According to researchers, it is the “most catastrophic environmental catastrophe” since the extinction of species would be irreversible.
Why is it ascribed to humans?
One of the reasons mankind poses an “unprecedented danger” to a large number of living species is their expanding population.
Since our ancestors started agriculture over 11,000 years ago, species have been disappearing. The human population has expanded from 1 million to 7.7 billion since then.
Changes have happened and continue to occur:
In the previous century, over 400 vertebrate species were extinct, extinctions that would have taken over 10,000 years in the normal path of evolution.
In a sample of 177 big mammalian species, the majority have lost more than 80% of their geographic range during the previous century, and 32% of over 27,000 vertebrate species have diminishing populations.
Numerous species that are threatened with extinction or are on the verge of extinction are being devastated by legal and illicit wildlife commerce.
Several species of animals that were considered reasonably safe only a few decades ago, like cheetahs, lions, and giraffes, are now endangered.
There are as few as 20,000 wild lions, less than 7,000 wild cheetahs, 500–1,000 wild giant pandas, and around 250 Sumatran rhinoceros.
Regions at risk:
Tropical areas have experienced the greatest loss of species. Large-bodied mammalian species have lost more than four-fifths of their historical ranges in South and Southeast Asia.
While fewer species are vanishing in temperate zones, the proportion is comparable to or greater. As many as half of the species that formerly occupied our planet have vanished, a loss characterised as “the biggest loss of biological variety in Earth’s history.”
Commonwealth War Graves Commission

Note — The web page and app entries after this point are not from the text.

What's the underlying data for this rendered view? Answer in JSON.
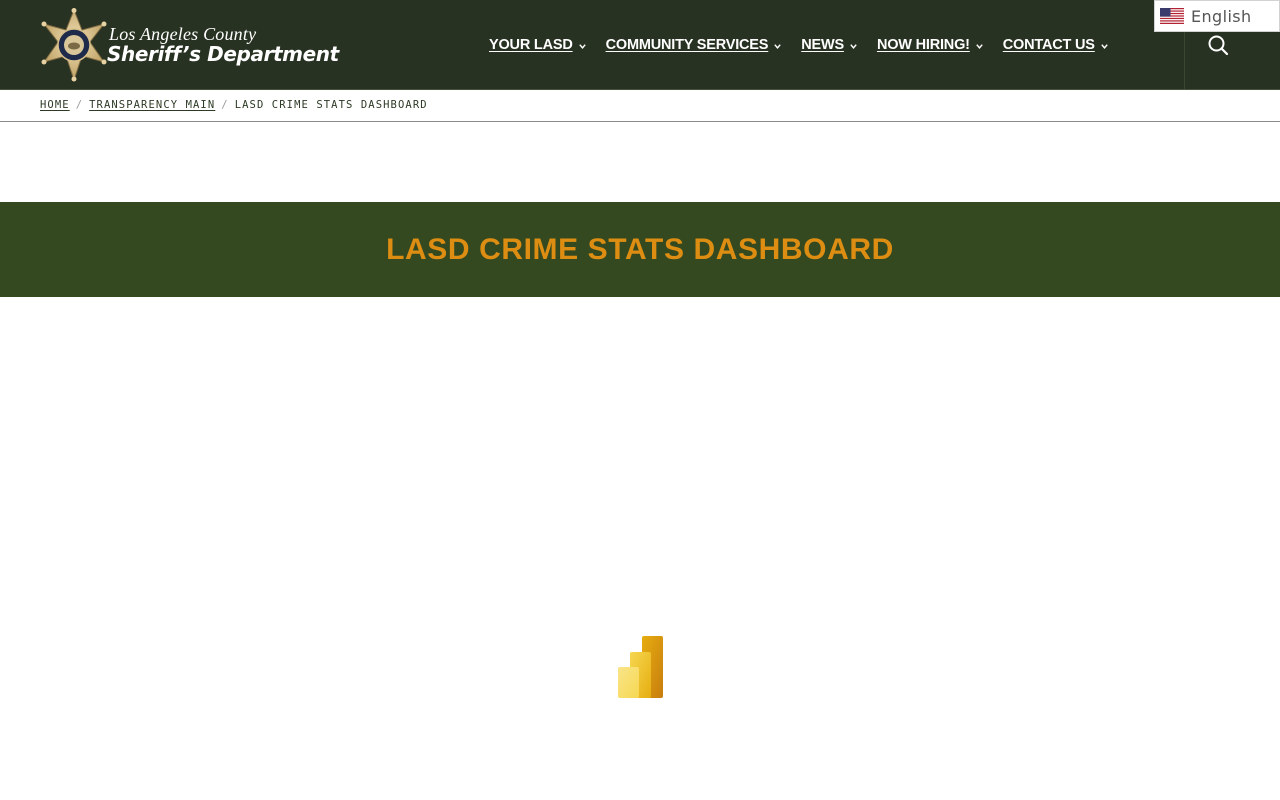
{
  "header": {
    "logo": {
      "line1": "Los Angeles County",
      "line2": "Sheriff’s Department",
      "badge_icon": "sheriff-star-badge"
    },
    "nav": [
      {
        "label": "YOUR LASD"
      },
      {
        "label": "COMMUNITY SERVICES"
      },
      {
        "label": "NEWS"
      },
      {
        "label": "NOW HIRING!"
      },
      {
        "label": "CONTACT US"
      }
    ],
    "search_icon": "search-icon",
    "language": {
      "label": "English",
      "flag_icon": "us-flag-icon"
    },
    "colors": {
      "background": "#283222",
      "nav_text": "#ffffff"
    }
  },
  "breadcrumb": {
    "items": [
      {
        "label": "HOME"
      },
      {
        "label": "TRANSPARENCY MAIN"
      }
    ],
    "separator": "/",
    "current": "LASD CRIME STATS DASHBOARD"
  },
  "banner": {
    "title": "LASD CRIME STATS DASHBOARD",
    "colors": {
      "background": "#354920",
      "title": "#dd8e12"
    }
  },
  "report": {
    "loading_icon": "power-bi-logo-icon"
  }
}
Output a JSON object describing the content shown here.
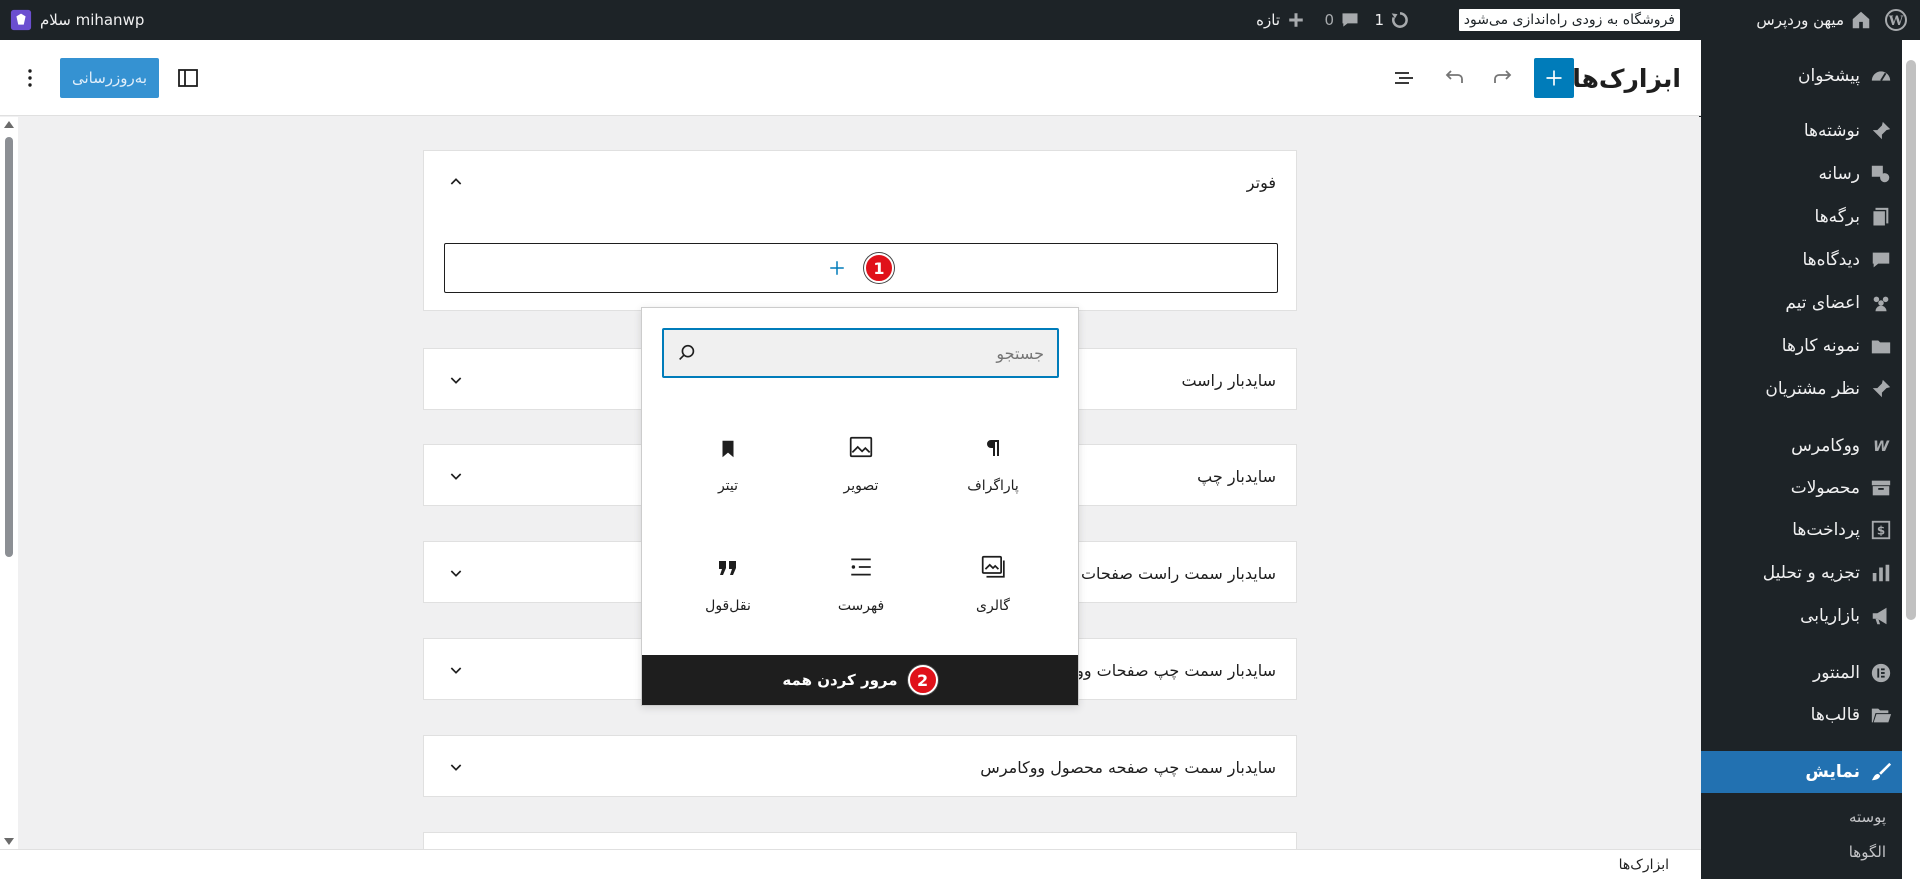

The Commonwealth War Graves Commission (CWGC) is tasked with the responsibility of preserving the Commonwealth’s war graves.
The Commonwealth War Graves Commission (CWGC) in the United Kingdom has identified five sites with exceptional characteristics. These locations are connected to World Wars I and II.
Among these is the Kohima War Cemetery in Nagaland.
The Kohima War Cemetery is a monument to the troops of the Allied Forces’ 2nd British Division who perished in World War II in April 1944 in Kohima. The troops were killed on Garrison Hill, in the area around the Deputy Commissioner’s residence’s tennis court.
Among the other unique places identified by the CWGC are two World War I “crater cemeteries” in France’s Pas de Calais area – Zivy Crater and Litchfield Crater. The craters were formed as a result of mine detonation.
Another location on the list is the Nicosia (Waynes Keep) Cemetery in Cyprus, which requires the presence of armed guards. This is because the cemetery is located on the disputed line between the island’s southern and northern halves since the 1970s.
The CWGC is an international organisation comprised of six member nations dedicated to ensuring that the men and women who perished in conflicts are never forgotten.
The commission was formed by Sir Fabian Ware and established as the Imperial War Graves Commission by Royal Charter in 1917.
Australia, Canada, India, New Zealand, South Africa, and the United Kingdom are all members.